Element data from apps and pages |
★ ★ ★ ★ ★

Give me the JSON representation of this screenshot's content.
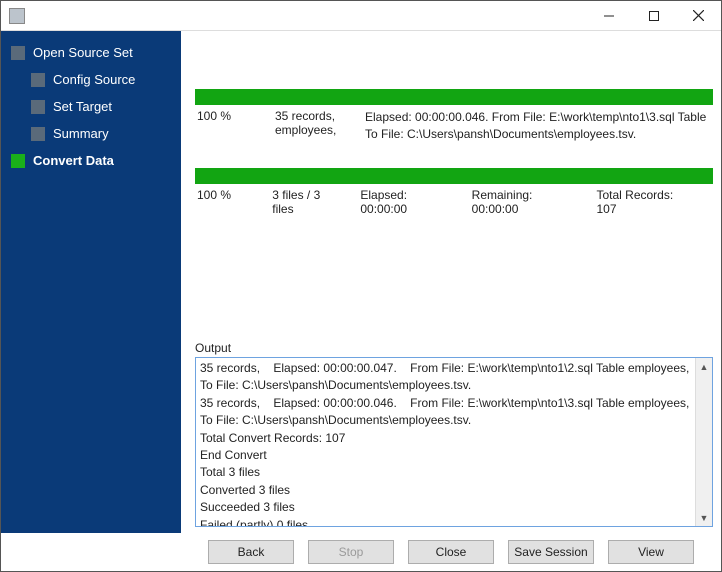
{
  "sidebar": {
    "items": [
      {
        "label": "Open Source Set",
        "sub": false,
        "active": false
      },
      {
        "label": "Config Source",
        "sub": true,
        "active": false
      },
      {
        "label": "Set Target",
        "sub": true,
        "active": false
      },
      {
        "label": "Summary",
        "sub": true,
        "active": false
      },
      {
        "label": "Convert Data",
        "sub": false,
        "active": true
      }
    ]
  },
  "progress1": {
    "percent": "100 %",
    "col2": "35 records, employees,",
    "details": "Elapsed: 00:00:00.046.    From File: E:\\work\\temp\\nto1\\3.sql Table\nTo File: C:\\Users\\pansh\\Documents\\employees.tsv."
  },
  "progress2": {
    "percent": "100 %",
    "files": "3 files / 3 files",
    "elapsed": "Elapsed: 00:00:00",
    "remaining": "Remaining: 00:00:00",
    "total": "Total Records: 107"
  },
  "output": {
    "label": "Output",
    "text": "35 records,    Elapsed: 00:00:00.047.    From File: E:\\work\\temp\\nto1\\2.sql Table employees,    To File: C:\\Users\\pansh\\Documents\\employees.tsv.\n35 records,    Elapsed: 00:00:00.046.    From File: E:\\work\\temp\\nto1\\3.sql Table employees,    To File: C:\\Users\\pansh\\Documents\\employees.tsv.\nTotal Convert Records: 107\nEnd Convert\nTotal 3 files\nConverted 3 files\nSucceeded 3 files\nFailed (partly) 0 files"
  },
  "buttons": {
    "back": "Back",
    "stop": "Stop",
    "close": "Close",
    "save": "Save Session",
    "view": "View"
  }
}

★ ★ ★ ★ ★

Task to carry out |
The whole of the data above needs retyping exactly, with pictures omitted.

Solved problem |
Give me the JSON representation of this screenshot's content.
{
  "sidebar": {
    "items": [
      {
        "label": "Open Source Set",
        "sub": false,
        "active": false
      },
      {
        "label": "Config Source",
        "sub": true,
        "active": false
      },
      {
        "label": "Set Target",
        "sub": true,
        "active": false
      },
      {
        "label": "Summary",
        "sub": true,
        "active": false
      },
      {
        "label": "Convert Data",
        "sub": false,
        "active": true
      }
    ]
  },
  "progress1": {
    "percent": "100 %",
    "col2": "35 records, employees,",
    "details": "Elapsed: 00:00:00.046.    From File: E:\\work\\temp\\nto1\\3.sql Table\nTo File: C:\\Users\\pansh\\Documents\\employees.tsv."
  },
  "progress2": {
    "percent": "100 %",
    "files": "3 files / 3 files",
    "elapsed": "Elapsed: 00:00:00",
    "remaining": "Remaining: 00:00:00",
    "total": "Total Records: 107"
  },
  "output": {
    "label": "Output",
    "text": "35 records,    Elapsed: 00:00:00.047.    From File: E:\\work\\temp\\nto1\\2.sql Table employees,    To File: C:\\Users\\pansh\\Documents\\employees.tsv.\n35 records,    Elapsed: 00:00:00.046.    From File: E:\\work\\temp\\nto1\\3.sql Table employees,    To File: C:\\Users\\pansh\\Documents\\employees.tsv.\nTotal Convert Records: 107\nEnd Convert\nTotal 3 files\nConverted 3 files\nSucceeded 3 files\nFailed (partly) 0 files"
  },
  "buttons": {
    "back": "Back",
    "stop": "Stop",
    "close": "Close",
    "save": "Save Session",
    "view": "View"
  }
}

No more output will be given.